"Uh, h-he-" Crowley cleared his throat, removing his sunglasses as if it'd help him think better, brown eyes so light they almost shone yellow darting this way and that but never meeting Bee's own. "-He should be here tomorrow, or the day after."

Bee smirked at him, quirking an eyebrow. 

"You'll have to introduce us.”

Crowley very quickly brushed it off with an awkward nod.

“What do you think the rest of ‘em will be like?”

Bee finished their cigarette and stubbed out the end on the wall, little ashy embers flying back at them as they flicked the filter in the general direction of the drain by the back door.
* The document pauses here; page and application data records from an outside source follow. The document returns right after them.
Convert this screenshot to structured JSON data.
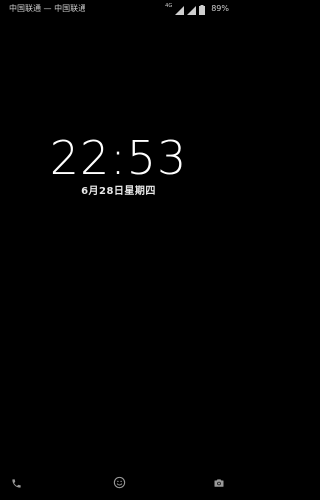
{
  "status_bar": {
    "carrier_text": "中国联通 — 中国联通",
    "network_type": "4G",
    "battery_level": "89%"
  },
  "lock_screen": {
    "time": "22:53",
    "date": "6月28日星期四"
  },
  "shortcuts": {
    "left_icon": "phone-icon",
    "center_icon": "face-icon",
    "right_icon": "camera-icon"
  },
  "colors": {
    "background": "#000000",
    "text": "#ffffff",
    "muted": "#9a9a9a"
  }
}
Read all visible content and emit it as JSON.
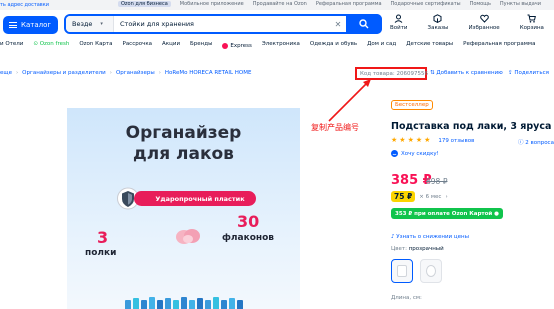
{
  "topbar": {
    "address": "ть адрес доставки",
    "links": [
      "Ozon для бизнеса",
      "Мобильное приложение",
      "Продавайте на Ozon",
      "Реферальная программа",
      "Подарочные сертификаты",
      "Помощь",
      "Пункты выдачи"
    ],
    "highlight_index": 0
  },
  "header": {
    "catalog_label": "Каталог",
    "search_scope": "Везде",
    "search_value": "Стойки для хранения",
    "actions": [
      {
        "icon": "user-icon",
        "label": "Войти"
      },
      {
        "icon": "package-icon",
        "label": "Заказы"
      },
      {
        "icon": "heart-icon",
        "label": "Избранное"
      },
      {
        "icon": "cart-icon",
        "label": "Корзина"
      }
    ]
  },
  "category_nav": [
    "и Отели",
    "Ozon fresh",
    "Ozon Карта",
    "Рассрочка",
    "Акции",
    "Бренды",
    "Express",
    "Электроника",
    "Одежда и обувь",
    "Дом и сад",
    "Детские товары",
    "Реферальная программа"
  ],
  "breadcrumbs": [
    "еще",
    "Органайзеры и разделители",
    "Органайзеры",
    "HoReMo HORECA RETAIL HOME"
  ],
  "sku": "Код товара: 206097556",
  "compare_label": "Добавить к сравнению",
  "share_label": "Поделиться",
  "annotation": "复制产品编号",
  "product_image": {
    "title_line1": "Органайзер",
    "title_line2": "для лаков",
    "badge": "Ударопрочный пластик",
    "shelves_num": "3",
    "shelves_label": "полки",
    "bottles_num": "30",
    "bottles_label": "флаконов"
  },
  "product": {
    "tag": "Бестселлер",
    "title": "Подставка под лаки, 3 яруса",
    "rating_stars": 5,
    "reviews": "179 отзывов",
    "questions": "2 вопроса",
    "wish": "Хочу скидку!",
    "price": "385 ₽",
    "old_price": "898 ₽",
    "installment_price": "75 ₽",
    "installment_terms": "× 6 мес",
    "card_price": "353 ₽ при оплате Ozon Картой",
    "notify": "Узнать о снижении цены",
    "color_label": "Цвет:",
    "color_value": "прозрачный",
    "length_label": "Длина, см:"
  },
  "colors": {
    "accent": "#005bff",
    "price": "#f91155",
    "green": "#10c44c",
    "annotation": "#f01818"
  }
}
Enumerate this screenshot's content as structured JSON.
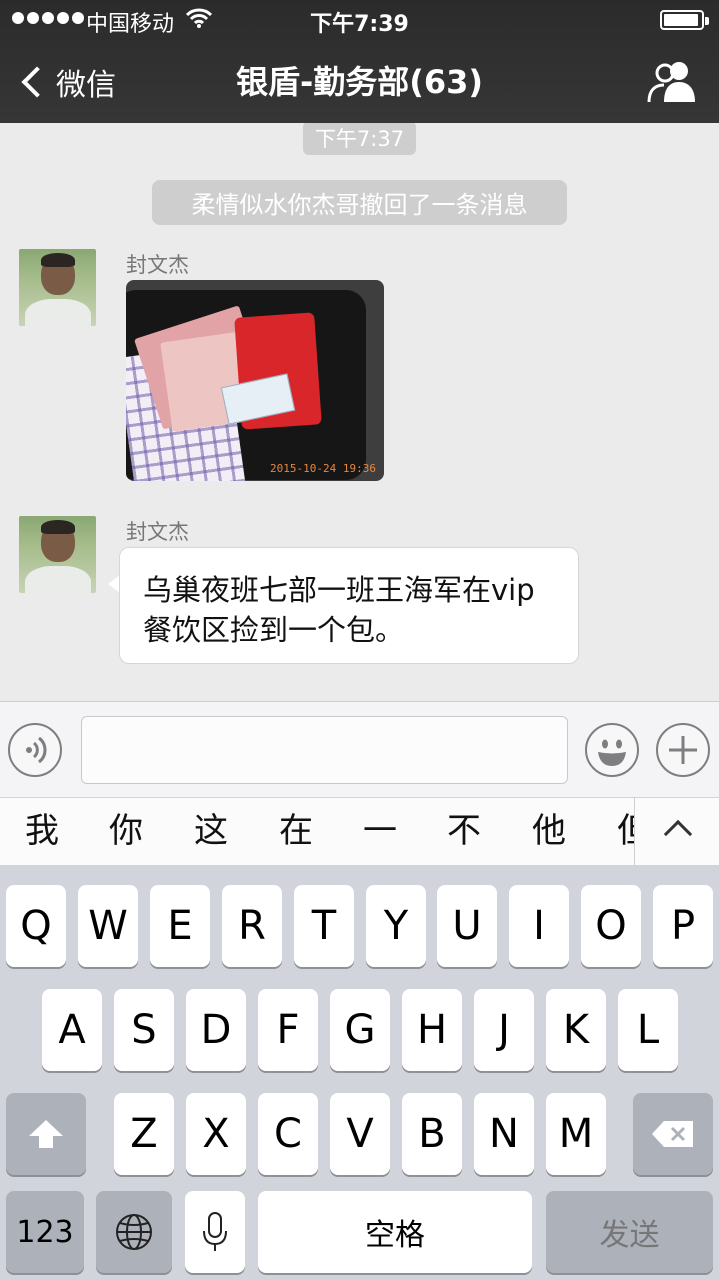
{
  "status_bar": {
    "carrier": "中国移动",
    "time": "下午7:39"
  },
  "nav": {
    "back_label": "微信",
    "title": "银盾-勤务部(63)"
  },
  "chat": {
    "timestamp": "下午7:37",
    "system_notice": "柔情似水你杰哥撤回了一条消息",
    "messages": [
      {
        "sender": "封文杰",
        "type": "image",
        "image_timestamp": "2015-10-24 19:36"
      },
      {
        "sender": "封文杰",
        "type": "text",
        "lines": [
          "乌巢夜班七部一班王海军在vip",
          "餐饮区捡到一个包。"
        ]
      }
    ]
  },
  "candidates": [
    "我",
    "你",
    "这",
    "在",
    "一",
    "不",
    "他",
    "但"
  ],
  "keyboard": {
    "row1": [
      "Q",
      "W",
      "E",
      "R",
      "T",
      "Y",
      "U",
      "I",
      "O",
      "P"
    ],
    "row2": [
      "A",
      "S",
      "D",
      "F",
      "G",
      "H",
      "J",
      "K",
      "L"
    ],
    "row3": [
      "Z",
      "X",
      "C",
      "V",
      "B",
      "N",
      "M"
    ],
    "numbers_label": "123",
    "space_label": "空格",
    "send_label": "发送"
  },
  "icons": {
    "back": "chevron-left-icon",
    "contacts": "group-contacts-icon",
    "voice": "voice-input-icon",
    "emoji": "emoji-icon",
    "plus": "plus-icon",
    "shift": "shift-icon",
    "backspace": "backspace-icon",
    "globe": "globe-icon",
    "mic": "microphone-icon"
  }
}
‘Get something to put your dock ends in-’ Bee reminded themselves as they followed Crowley back through to the living room. ‘-Asshole. Think of the planet.’

“Insufferable, probably.” Bee shrugged, leaning back against the sofa and crossing one leg over their knee, their foot beginning to twitch and shake out of habit. They decided not to mention the girl they’d seen in the kitchen, knowing full well that Crowley would mislay the information to Dagon, who in turn would mislay it to Hastur, over-exaggerated and not at all true stories of Bee and the mystery girl somehow being an item forming from nothing more than boredom and a need for drama.

“Yeah, probably.” Crowley’s reply was half-hearted, paying no real attention as he instead stared down at his phone.

“Zira likes them, though, so I’m sure they’re nice enough.”

Bee made no effort to reply, but if they had, it would’ve been cut off. First by a crash, followed immediately by the second customary exclamation of “fuck” of the day. 

It was beginning to feel like home already.